And yes, Chinese schools use his “Say You, Say Me” and “Hello” to teach students English.
It’s also true that Nelson Mandela listened to Richie’s songs to soothe himself in prison; and that American soldiers blasted “All Night Long” from their Humvees as they entered Iraqi villages to show they meant no harm.
But can Richie keep his 19-year-old son, Miles, from getting an illegal tattoo from an underage Kardashian, and having the whole mess go viral?
“Oh, God. Can I tell you? Don’t get me started,” Richie said the other day from his home in Beverly Hills. “This is God’s way of getting me back for all the [stuff] I ever did.

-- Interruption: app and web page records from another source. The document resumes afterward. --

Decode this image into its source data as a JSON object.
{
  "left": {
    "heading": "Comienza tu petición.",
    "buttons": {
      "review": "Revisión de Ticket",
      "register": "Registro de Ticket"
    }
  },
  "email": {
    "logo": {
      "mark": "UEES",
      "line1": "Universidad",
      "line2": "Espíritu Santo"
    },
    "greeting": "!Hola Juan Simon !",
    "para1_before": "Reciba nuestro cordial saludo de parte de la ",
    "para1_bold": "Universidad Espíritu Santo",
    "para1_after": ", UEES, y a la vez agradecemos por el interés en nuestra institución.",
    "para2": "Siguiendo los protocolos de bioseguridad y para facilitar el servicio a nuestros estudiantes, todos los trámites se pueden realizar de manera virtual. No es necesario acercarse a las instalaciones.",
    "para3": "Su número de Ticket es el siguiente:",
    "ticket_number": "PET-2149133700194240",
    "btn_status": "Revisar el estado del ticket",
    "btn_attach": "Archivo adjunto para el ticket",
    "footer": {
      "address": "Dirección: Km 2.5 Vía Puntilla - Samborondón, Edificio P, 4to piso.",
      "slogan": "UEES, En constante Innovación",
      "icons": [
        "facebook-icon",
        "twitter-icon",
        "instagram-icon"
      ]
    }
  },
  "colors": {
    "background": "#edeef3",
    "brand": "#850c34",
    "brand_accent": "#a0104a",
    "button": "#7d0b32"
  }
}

“I just hang on for dear life and hope it’s not going to get too bad.”
Richie just launched his “All the Hits All Night Long” tour, which will bring him to Seattle’s KeyArena on Friday, May 30.
The title isn’t much of a stretch. Richie, 64, has had 13 consecutive Billboard Top Ten hits, five of them reaching number one. He writes songs the way most people wash their hands.

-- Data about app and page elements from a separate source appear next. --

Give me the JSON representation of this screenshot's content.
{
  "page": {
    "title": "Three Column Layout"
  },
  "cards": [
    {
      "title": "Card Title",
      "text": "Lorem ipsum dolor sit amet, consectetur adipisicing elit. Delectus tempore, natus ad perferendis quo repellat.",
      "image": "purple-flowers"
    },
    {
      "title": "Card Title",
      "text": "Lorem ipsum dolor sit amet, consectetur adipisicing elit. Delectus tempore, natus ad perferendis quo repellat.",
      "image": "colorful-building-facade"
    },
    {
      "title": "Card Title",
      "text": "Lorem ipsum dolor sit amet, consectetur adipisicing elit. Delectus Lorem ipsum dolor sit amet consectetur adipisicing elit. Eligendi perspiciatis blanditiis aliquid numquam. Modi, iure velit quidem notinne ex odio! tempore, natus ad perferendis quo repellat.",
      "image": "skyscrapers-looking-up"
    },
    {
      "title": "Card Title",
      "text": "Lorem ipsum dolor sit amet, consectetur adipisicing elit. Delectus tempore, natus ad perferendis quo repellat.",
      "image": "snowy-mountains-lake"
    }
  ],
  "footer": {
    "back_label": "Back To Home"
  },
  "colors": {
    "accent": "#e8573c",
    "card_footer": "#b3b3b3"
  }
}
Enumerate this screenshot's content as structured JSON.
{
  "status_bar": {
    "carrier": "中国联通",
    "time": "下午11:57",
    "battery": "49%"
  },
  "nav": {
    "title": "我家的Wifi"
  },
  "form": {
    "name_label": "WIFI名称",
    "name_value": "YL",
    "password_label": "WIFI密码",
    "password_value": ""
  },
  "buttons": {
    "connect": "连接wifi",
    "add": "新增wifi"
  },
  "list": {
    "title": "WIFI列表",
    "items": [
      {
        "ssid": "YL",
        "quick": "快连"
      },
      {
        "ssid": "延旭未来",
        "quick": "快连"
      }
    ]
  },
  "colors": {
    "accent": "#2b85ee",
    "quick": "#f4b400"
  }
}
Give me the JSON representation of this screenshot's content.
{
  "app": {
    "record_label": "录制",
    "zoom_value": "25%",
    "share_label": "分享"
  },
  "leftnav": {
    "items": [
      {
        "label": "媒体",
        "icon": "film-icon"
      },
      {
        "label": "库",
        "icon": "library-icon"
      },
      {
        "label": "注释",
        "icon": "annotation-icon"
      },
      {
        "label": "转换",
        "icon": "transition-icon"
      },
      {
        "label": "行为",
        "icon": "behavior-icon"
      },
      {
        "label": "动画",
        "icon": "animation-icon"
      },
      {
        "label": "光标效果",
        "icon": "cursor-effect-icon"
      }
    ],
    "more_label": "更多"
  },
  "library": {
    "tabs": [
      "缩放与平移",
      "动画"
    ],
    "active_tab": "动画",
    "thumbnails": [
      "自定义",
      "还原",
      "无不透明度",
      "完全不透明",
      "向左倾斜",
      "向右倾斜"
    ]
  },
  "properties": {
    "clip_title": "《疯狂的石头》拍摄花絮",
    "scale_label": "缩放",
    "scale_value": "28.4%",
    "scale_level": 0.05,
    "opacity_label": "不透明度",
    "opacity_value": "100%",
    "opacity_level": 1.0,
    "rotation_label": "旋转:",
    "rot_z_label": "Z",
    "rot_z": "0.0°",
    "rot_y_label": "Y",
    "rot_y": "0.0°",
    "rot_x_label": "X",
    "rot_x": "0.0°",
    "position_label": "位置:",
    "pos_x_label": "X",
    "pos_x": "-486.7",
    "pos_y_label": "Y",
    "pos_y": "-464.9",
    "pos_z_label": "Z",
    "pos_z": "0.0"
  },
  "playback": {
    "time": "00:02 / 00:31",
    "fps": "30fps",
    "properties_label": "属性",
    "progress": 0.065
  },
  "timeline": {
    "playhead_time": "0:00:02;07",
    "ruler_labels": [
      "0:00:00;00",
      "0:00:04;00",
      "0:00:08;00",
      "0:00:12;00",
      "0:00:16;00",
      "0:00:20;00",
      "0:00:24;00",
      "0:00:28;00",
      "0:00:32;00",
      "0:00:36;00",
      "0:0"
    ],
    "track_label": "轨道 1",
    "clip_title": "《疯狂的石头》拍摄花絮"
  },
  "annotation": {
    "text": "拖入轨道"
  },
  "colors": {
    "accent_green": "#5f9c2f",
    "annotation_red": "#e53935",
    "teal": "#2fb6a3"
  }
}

Good or bad day, first thing in the morning and last thing at night, Richie stops at his piano.
“It’s a little destination, just to see,” he said. “The more you don’t think about it, the more the music is there. That’s why I cut the hedges. The poor hedges are being hacked to death, but by the time I’m finished, I’ve got five more songs.”

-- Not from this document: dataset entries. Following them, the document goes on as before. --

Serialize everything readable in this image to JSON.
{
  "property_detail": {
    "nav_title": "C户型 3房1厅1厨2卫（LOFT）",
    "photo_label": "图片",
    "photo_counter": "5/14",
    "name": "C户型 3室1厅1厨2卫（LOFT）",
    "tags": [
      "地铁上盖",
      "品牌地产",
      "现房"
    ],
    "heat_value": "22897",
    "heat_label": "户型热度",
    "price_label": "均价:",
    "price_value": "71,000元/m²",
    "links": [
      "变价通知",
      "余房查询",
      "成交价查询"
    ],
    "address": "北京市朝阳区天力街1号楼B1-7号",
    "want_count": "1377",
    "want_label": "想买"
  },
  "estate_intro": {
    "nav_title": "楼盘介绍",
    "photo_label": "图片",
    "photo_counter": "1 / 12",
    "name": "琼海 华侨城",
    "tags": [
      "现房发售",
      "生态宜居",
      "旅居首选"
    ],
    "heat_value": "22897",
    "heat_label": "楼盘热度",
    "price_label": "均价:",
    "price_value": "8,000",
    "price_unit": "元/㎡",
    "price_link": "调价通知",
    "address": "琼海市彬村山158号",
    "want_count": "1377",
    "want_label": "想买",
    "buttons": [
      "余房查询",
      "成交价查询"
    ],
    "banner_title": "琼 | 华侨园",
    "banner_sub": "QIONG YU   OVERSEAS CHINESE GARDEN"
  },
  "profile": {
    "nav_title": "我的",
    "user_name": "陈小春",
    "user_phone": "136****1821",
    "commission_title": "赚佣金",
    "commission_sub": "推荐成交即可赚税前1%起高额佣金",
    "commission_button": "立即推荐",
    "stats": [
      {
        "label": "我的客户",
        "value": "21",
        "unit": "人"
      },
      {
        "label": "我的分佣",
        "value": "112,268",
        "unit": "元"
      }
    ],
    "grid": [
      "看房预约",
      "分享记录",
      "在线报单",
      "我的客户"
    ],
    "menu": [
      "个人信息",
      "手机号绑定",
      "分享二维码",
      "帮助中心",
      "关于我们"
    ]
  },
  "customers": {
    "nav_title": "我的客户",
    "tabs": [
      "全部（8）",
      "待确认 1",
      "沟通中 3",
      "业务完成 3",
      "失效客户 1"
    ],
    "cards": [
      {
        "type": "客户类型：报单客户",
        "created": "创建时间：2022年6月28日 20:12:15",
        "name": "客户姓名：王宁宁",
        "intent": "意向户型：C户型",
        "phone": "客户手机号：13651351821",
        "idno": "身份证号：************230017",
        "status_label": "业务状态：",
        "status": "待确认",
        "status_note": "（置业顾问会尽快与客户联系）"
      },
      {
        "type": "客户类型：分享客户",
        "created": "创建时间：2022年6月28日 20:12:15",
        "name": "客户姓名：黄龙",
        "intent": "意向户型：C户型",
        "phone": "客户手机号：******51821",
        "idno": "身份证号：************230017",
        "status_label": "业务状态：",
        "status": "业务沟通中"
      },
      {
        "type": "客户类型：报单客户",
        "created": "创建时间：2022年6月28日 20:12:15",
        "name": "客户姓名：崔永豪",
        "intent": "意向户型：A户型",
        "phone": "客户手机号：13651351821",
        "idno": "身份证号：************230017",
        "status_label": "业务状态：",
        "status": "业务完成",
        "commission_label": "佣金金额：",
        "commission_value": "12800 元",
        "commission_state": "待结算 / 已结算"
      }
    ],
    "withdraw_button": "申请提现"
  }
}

They are catchy and happy, or slow and romantic. They are reworked with the country twang of his native Tuskegee, Ala. And they are loved, worldwide.
In recent years, Richie has enjoyed new popularity in the Arab world, his audience filled with Palestinians and Israelis. He recalled playing in Belfast, where Catholics and Protestants sat side by side.
“I get one of the greatest things in the world. I go into a war zone and have people on both sides waving at me.”
Here at home, people hand him their phones, wanting him to record voice-mail greetings with a signature lyric from “Hello”: “Hello? Is it John you’re looking for?”
The song has spawned merchandise ranging from T-shirts to cheese plates (“Hello, is it Brie you’re looking for?”), all bearing his face.
“That is a happy spot, to bring any kind of joy to this maddening world I’m living in,” Richie said. “If that’s all it takes, we’re doing OK.”
7:30 p.m. Friday, May 30, at KeyArena, Seattle Center; $23-$121 (800-745-3000 or www.ticketmaster.com).